Many Facebook users post photos of new big-ticket purchases such as houses, boats, and cars. Unfortunately, some of those Facebook users are being less than truthful with credit bureaus and other financial firms about their incomes and assets. And those companies are starting to examine Facebook more closely, Bloomberg reports.
CyberSource reported that such fraud cost online retailers in the U.S. some $3.5 billion in 2012, according to Bloomberg, which added that PayPal parent eBay set aside 4.1 percent of its net revenue, $580 million, to cover such losses.
The investigating companies are examining data that users make available to the public, such as status updates, check-ins, photos, photo tags, and friends, to search for irregularities.
Equifax Identity and Fraud Solutions President Rajib Roy told Bloomberg:
We are investing a lot in how we can use unstructured data that is sitting out there in social media that can help us understand a little more about identity.
If your Facebook shows that this morning you posted in Richmond, Va., and at the same time, another person with the same name and same boarding pass checked in at some other airport outside the country, something is wrong.
Braintree CEO Bill Ready added:
I think consumers have consistently traded information for convenience. When you start using it to lend and extend credit, that’s where you start getting into privacy concerns.
Facebook has always made it so you have to be a real person, so start with that as a base. All of the richness about the things people do — that’s hard to re-create. If you have hundreds of friends on Facebook who have existed for many years, fraudsters would have had to start many years ago and collaborate with hundreds of people.
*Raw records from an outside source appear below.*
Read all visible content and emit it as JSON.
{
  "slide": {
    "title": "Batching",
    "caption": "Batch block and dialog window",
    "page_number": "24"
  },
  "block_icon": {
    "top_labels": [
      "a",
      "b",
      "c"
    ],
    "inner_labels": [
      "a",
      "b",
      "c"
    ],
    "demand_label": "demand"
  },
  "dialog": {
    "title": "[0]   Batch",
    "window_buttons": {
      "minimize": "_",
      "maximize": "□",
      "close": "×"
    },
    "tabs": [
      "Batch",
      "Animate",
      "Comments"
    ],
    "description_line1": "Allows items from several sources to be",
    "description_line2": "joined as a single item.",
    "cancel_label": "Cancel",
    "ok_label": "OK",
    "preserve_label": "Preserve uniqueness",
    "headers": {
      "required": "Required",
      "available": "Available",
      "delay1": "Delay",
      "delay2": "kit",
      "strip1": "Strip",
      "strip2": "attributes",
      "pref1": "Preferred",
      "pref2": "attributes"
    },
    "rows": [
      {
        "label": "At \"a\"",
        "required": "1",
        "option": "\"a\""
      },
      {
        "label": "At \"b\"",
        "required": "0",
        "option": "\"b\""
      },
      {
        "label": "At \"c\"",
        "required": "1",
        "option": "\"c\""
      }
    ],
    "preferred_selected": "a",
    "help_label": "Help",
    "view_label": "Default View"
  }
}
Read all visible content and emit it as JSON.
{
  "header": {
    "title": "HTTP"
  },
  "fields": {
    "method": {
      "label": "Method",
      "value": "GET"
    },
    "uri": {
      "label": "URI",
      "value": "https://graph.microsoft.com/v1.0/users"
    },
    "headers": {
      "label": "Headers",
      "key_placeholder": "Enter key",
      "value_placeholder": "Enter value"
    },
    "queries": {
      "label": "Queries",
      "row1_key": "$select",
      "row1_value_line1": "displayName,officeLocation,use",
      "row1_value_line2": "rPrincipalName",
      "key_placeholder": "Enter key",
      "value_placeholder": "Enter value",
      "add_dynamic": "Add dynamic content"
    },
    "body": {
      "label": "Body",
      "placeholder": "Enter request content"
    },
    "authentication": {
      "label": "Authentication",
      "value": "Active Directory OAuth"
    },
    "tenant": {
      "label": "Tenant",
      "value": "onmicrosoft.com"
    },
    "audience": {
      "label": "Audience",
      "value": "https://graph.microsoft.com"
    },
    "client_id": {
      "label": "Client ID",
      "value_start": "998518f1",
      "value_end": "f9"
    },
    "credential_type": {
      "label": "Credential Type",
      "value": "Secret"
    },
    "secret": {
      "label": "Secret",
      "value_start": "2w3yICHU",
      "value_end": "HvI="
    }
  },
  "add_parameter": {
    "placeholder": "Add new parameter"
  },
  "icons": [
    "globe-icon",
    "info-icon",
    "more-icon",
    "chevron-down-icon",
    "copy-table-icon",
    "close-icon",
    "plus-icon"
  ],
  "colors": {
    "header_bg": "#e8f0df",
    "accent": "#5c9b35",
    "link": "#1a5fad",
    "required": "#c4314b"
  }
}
Readers: Do you think the investigating companies are within their rights to tap into social networks as long as the data they access is publicly available?